**Brief**:
Only a single number is expected: how many lines of the data hold the word "align".

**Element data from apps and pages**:
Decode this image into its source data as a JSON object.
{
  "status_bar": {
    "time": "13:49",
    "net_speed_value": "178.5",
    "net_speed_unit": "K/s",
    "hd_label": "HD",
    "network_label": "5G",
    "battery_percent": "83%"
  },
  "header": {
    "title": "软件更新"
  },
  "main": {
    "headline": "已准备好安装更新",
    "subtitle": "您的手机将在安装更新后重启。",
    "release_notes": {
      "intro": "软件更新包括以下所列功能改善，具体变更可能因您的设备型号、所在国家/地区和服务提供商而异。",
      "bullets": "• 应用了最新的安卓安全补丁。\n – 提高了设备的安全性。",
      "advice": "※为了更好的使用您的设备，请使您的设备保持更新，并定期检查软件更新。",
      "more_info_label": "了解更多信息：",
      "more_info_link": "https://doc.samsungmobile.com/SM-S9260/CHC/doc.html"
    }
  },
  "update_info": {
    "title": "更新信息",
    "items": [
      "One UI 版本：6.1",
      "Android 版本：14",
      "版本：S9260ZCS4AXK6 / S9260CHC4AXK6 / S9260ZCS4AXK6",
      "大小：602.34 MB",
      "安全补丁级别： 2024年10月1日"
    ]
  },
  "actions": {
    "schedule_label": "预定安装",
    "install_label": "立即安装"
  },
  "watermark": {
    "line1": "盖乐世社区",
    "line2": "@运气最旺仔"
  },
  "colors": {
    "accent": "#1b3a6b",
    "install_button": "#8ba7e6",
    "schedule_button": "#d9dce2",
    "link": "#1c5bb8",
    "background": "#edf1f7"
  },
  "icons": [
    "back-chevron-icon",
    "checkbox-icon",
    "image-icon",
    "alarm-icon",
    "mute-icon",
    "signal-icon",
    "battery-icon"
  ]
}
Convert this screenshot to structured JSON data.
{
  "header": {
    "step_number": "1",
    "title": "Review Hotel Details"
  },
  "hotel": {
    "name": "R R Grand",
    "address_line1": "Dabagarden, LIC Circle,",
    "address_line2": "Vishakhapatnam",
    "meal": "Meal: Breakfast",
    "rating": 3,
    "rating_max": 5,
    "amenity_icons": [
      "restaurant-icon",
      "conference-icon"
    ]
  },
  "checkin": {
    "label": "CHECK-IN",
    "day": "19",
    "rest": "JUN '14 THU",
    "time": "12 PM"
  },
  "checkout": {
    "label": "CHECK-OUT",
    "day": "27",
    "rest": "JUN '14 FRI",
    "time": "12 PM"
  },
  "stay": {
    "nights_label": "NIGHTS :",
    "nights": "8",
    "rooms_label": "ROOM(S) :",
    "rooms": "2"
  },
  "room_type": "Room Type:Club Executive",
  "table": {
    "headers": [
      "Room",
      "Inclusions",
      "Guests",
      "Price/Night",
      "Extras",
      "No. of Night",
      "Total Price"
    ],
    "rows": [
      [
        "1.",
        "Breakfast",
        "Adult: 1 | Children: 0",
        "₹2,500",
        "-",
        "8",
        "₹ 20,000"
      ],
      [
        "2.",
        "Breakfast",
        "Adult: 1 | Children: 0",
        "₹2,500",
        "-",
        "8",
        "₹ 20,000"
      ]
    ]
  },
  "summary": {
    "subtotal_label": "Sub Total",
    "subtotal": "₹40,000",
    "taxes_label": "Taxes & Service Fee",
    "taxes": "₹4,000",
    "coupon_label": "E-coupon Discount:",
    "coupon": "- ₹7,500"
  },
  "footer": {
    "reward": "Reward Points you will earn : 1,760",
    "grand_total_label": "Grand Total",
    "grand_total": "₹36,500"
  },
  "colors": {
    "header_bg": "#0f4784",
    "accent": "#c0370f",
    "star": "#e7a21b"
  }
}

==

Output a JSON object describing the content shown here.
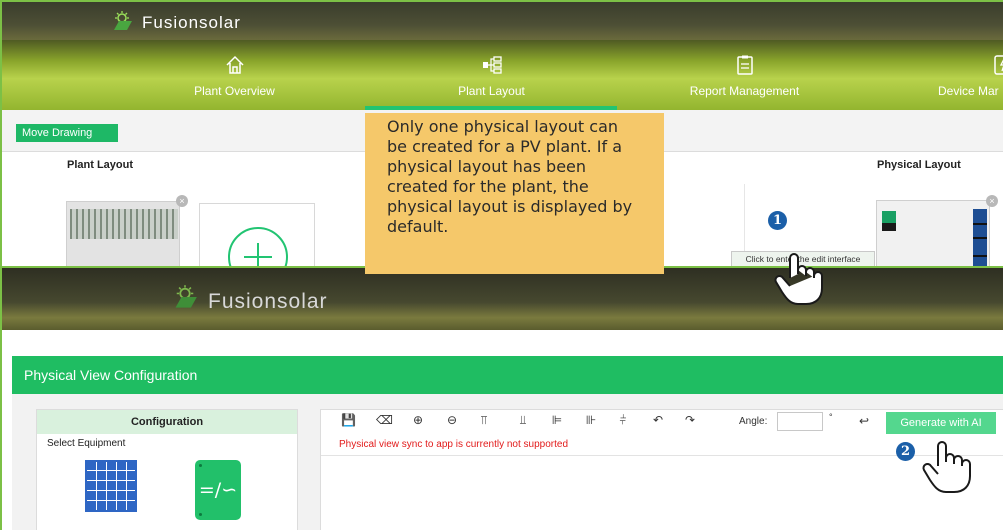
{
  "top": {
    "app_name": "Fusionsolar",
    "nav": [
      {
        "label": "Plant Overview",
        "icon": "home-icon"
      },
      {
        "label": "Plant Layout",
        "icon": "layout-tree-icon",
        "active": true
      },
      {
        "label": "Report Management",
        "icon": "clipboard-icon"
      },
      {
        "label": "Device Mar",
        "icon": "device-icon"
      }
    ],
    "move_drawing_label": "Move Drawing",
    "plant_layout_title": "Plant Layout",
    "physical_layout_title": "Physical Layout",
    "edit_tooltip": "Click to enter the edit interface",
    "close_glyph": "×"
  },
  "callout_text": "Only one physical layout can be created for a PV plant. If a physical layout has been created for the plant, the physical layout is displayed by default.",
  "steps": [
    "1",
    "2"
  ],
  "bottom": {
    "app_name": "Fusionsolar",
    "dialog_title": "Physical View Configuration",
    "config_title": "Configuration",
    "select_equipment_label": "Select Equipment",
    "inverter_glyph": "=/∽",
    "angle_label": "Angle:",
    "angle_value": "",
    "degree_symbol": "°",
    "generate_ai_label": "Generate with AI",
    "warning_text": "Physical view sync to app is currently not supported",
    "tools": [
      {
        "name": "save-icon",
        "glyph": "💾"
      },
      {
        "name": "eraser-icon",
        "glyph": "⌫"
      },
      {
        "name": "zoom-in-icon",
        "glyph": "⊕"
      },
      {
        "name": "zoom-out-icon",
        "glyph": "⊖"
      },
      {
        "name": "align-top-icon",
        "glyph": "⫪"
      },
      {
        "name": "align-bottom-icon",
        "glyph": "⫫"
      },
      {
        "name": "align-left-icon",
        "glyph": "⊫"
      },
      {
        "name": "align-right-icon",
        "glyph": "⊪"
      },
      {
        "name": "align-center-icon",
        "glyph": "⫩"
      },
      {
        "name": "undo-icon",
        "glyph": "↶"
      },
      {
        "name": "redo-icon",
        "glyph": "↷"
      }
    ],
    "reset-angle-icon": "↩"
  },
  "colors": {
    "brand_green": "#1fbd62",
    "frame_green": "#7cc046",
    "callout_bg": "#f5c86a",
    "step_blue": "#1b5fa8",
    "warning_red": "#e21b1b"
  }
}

**Output of the exercise**:
5